(Data records for software interfaces)
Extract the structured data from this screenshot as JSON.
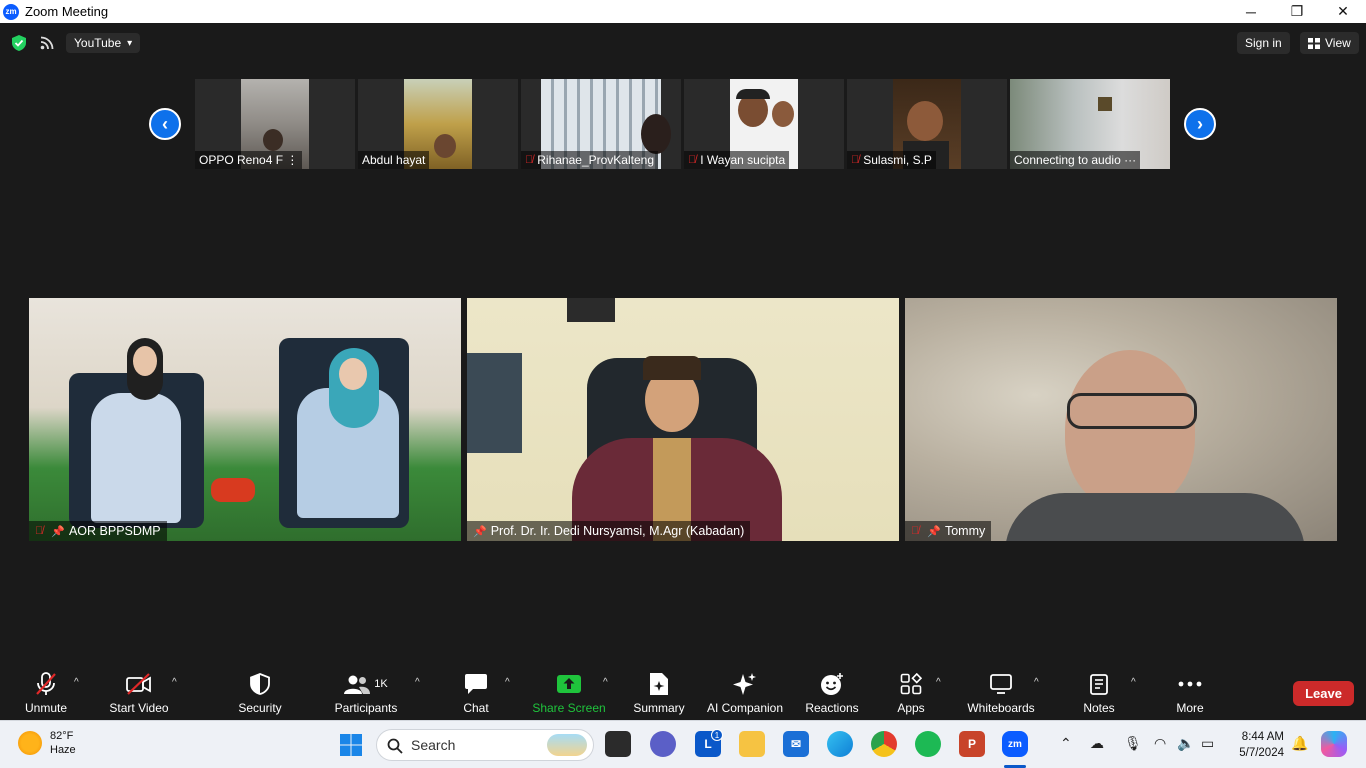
{
  "window": {
    "title": "Zoom Meeting",
    "logo_text": "zm",
    "minimize": "─",
    "restore": "❐",
    "close": "✕"
  },
  "topbar": {
    "stream_label": "YouTube",
    "caret": "▾",
    "signin_label": "Sign in",
    "view_label": "View"
  },
  "strip": {
    "prev_icon": "‹",
    "next_icon": "›",
    "thumbnails": [
      {
        "name": "OPPO Reno4 F",
        "muted": false,
        "extra": "⋮"
      },
      {
        "name": "Abdul hayat",
        "muted": false
      },
      {
        "name": "Rihanae_ProvKalteng",
        "muted": true
      },
      {
        "name": "I Wayan sucipta",
        "muted": true
      },
      {
        "name": "Sulasmi, S.P",
        "muted": true
      },
      {
        "name": "Connecting to audio ···",
        "muted": false
      }
    ]
  },
  "videos": [
    {
      "name": "AOR BPPSDMP",
      "muted": true,
      "pinned": true
    },
    {
      "name": "Prof. Dr. Ir. Dedi Nursyamsi, M.Agr (Kabadan)",
      "muted": false,
      "pinned": true
    },
    {
      "name": "Tommy",
      "muted": true,
      "pinned": true
    }
  ],
  "controls": {
    "unmute": "Unmute",
    "start_video": "Start Video",
    "security": "Security",
    "participants": "Participants",
    "participants_count": "1K",
    "chat": "Chat",
    "share_screen": "Share Screen",
    "summary": "Summary",
    "ai_companion": "AI Companion",
    "reactions": "Reactions",
    "apps": "Apps",
    "whiteboards": "Whiteboards",
    "notes": "Notes",
    "more": "More",
    "leave": "Leave",
    "caret": "^"
  },
  "taskbar": {
    "temperature": "82°F",
    "condition": "Haze",
    "search_placeholder": "Search",
    "time": "8:44 AM",
    "date": "5/7/2024",
    "badge_count": "1",
    "icons": [
      "windows-start-icon",
      "search-icon",
      "task-view-icon",
      "teams-icon",
      "l-app-icon",
      "file-explorer-icon",
      "mail-icon",
      "edge-icon",
      "chrome-icon",
      "spotify-icon",
      "powerpoint-icon",
      "zoom-icon"
    ]
  },
  "colors": {
    "zoom_blue": "#0b5cff",
    "leave_red": "#cc2a2a",
    "share_green": "#1fc43c",
    "mute_red": "#e02828"
  }
}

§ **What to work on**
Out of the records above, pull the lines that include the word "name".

§ **Expected answer**
        "name": "OPPO Reno4 F",
        "name": "Abdul hayat",
        "name": "Rihanae_ProvKalteng",
        "name": "I Wayan sucipta",
        "name": "Sulasmi, S.P",
        "name": "Connecting to audio ···",
      "name": "AOR BPPSDMP",
      "name": "Prof. Dr. Ir. Dedi Nursyamsi, M.Agr (Kabadan)",
      "name": "Tommy",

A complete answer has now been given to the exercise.